Start of MATERIAL PROVIDED

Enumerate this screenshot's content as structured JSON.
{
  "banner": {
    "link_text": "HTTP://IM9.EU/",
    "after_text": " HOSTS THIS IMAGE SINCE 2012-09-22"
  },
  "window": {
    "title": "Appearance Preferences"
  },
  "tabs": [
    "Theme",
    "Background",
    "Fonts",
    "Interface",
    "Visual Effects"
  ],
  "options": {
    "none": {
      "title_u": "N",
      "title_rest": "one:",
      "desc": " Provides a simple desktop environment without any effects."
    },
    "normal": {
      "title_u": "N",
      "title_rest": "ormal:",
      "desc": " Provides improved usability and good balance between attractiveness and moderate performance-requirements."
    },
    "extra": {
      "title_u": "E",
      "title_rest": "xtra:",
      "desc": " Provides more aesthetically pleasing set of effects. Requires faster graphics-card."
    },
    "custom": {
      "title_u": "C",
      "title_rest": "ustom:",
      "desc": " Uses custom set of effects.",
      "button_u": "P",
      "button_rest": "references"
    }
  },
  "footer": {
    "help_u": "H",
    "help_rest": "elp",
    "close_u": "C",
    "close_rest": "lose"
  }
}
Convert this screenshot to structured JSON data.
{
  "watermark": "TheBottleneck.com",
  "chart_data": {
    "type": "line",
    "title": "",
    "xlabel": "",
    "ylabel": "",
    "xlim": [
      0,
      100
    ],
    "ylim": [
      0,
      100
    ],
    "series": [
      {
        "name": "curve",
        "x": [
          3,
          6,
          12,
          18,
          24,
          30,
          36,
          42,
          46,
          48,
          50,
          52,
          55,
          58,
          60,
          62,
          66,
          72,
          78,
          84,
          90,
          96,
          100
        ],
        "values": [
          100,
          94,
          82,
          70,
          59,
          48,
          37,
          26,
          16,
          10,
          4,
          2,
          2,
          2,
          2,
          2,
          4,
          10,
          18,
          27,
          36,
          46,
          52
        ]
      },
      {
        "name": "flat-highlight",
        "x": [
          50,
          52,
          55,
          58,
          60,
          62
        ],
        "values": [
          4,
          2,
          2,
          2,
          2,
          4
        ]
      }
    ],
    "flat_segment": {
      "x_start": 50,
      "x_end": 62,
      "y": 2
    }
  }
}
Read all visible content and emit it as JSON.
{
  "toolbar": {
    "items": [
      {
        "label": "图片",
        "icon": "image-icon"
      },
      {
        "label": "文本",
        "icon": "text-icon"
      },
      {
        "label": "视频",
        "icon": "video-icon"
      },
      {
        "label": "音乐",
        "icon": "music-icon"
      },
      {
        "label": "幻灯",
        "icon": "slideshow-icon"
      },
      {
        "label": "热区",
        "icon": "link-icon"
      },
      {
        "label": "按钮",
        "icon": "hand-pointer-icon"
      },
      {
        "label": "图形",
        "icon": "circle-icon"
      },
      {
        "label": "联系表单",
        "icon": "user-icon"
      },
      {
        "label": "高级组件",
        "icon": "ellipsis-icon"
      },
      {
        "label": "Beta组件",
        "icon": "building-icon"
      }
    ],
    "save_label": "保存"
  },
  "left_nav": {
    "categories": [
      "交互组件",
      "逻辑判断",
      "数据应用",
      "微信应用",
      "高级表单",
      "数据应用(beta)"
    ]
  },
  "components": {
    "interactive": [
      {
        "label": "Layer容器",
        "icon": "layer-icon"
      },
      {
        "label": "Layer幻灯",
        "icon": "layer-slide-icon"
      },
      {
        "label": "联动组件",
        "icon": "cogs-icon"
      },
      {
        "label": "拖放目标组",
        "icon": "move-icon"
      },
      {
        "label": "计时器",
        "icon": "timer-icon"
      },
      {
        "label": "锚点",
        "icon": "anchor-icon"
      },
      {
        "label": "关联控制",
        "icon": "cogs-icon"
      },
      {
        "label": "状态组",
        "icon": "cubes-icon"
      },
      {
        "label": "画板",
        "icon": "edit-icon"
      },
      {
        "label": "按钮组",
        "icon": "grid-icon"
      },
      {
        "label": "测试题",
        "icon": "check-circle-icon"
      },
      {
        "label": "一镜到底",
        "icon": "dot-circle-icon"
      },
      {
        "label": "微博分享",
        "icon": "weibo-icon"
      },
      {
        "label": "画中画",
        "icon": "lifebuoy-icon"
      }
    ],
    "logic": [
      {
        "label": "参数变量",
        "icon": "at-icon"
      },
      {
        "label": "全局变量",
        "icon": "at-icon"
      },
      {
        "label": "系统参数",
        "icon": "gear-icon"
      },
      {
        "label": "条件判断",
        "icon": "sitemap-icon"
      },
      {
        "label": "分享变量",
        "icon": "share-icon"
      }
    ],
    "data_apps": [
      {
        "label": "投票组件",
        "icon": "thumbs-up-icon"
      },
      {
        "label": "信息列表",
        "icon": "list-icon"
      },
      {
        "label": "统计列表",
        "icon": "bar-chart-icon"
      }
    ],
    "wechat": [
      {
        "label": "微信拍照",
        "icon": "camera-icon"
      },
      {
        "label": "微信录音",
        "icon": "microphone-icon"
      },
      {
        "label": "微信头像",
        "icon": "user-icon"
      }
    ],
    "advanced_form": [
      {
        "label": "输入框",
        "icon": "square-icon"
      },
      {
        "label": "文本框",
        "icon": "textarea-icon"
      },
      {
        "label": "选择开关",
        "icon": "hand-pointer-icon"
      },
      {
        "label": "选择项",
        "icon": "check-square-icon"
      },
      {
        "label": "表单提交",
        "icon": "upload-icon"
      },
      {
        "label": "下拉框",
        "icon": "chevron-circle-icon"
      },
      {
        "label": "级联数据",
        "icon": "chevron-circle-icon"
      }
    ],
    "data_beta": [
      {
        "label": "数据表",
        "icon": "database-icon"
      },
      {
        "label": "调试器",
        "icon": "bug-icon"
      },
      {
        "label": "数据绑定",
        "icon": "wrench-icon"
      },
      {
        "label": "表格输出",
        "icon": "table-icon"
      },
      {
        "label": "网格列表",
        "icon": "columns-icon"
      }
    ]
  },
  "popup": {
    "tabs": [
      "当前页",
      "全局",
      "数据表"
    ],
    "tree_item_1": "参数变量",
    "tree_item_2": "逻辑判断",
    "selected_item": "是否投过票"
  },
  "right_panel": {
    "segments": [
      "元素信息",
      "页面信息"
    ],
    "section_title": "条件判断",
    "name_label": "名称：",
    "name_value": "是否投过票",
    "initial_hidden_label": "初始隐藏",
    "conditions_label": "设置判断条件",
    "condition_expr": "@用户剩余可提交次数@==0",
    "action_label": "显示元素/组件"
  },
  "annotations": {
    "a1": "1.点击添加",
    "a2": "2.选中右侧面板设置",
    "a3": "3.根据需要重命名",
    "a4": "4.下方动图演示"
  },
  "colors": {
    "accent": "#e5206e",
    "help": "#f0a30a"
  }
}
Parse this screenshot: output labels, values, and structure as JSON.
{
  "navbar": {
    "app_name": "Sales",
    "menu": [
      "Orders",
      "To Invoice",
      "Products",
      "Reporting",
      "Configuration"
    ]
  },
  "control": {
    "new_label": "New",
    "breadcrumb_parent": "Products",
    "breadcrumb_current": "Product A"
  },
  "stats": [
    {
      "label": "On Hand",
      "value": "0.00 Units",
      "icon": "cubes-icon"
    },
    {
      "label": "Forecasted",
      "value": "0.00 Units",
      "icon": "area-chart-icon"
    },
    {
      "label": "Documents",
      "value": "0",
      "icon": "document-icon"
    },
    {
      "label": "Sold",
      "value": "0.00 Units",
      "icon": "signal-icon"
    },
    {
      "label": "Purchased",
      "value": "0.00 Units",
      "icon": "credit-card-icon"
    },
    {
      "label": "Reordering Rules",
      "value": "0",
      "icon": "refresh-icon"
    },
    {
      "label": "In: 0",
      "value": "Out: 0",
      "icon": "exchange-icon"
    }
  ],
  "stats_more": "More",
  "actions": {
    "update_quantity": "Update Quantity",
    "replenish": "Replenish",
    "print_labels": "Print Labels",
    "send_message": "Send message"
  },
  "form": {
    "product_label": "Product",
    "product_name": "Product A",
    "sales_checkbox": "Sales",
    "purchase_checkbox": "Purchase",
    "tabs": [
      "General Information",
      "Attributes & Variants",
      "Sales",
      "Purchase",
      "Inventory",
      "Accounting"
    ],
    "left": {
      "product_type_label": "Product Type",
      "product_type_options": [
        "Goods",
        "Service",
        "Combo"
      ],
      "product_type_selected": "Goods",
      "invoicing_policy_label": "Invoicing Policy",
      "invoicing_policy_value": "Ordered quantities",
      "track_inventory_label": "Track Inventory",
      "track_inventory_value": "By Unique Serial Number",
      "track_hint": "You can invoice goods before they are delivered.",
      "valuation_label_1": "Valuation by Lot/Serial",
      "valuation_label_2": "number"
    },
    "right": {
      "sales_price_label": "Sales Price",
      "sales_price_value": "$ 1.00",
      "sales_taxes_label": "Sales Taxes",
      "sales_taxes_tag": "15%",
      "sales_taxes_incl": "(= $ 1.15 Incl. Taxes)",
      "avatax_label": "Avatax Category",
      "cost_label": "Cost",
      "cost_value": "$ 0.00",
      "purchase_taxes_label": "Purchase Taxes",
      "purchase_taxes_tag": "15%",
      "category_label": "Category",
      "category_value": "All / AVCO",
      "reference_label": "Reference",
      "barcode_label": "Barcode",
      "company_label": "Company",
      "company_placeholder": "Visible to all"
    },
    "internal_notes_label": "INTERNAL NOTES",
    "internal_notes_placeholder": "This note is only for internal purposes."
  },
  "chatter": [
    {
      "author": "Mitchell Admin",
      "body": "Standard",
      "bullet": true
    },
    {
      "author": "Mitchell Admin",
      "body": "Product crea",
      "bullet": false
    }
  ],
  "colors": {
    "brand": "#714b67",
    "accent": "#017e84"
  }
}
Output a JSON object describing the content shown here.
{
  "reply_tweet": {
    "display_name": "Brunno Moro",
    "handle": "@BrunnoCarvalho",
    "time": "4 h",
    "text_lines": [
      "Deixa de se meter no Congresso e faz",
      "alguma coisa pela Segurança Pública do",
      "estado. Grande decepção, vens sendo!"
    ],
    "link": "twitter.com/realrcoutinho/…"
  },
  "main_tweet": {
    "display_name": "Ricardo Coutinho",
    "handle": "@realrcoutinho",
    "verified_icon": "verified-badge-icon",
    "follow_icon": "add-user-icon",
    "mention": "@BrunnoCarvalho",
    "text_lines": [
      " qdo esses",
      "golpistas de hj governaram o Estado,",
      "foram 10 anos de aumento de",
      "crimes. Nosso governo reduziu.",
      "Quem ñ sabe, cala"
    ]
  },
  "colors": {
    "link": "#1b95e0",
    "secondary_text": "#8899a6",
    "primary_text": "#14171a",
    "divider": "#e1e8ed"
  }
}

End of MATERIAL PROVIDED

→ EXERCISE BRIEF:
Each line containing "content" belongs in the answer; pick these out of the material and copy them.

→ THE COMPLETED TASK:
Enumerate this screenshot's content as structured JSON.
Read all visible content and emit it as JSON.
Output a JSON object describing the content shown here.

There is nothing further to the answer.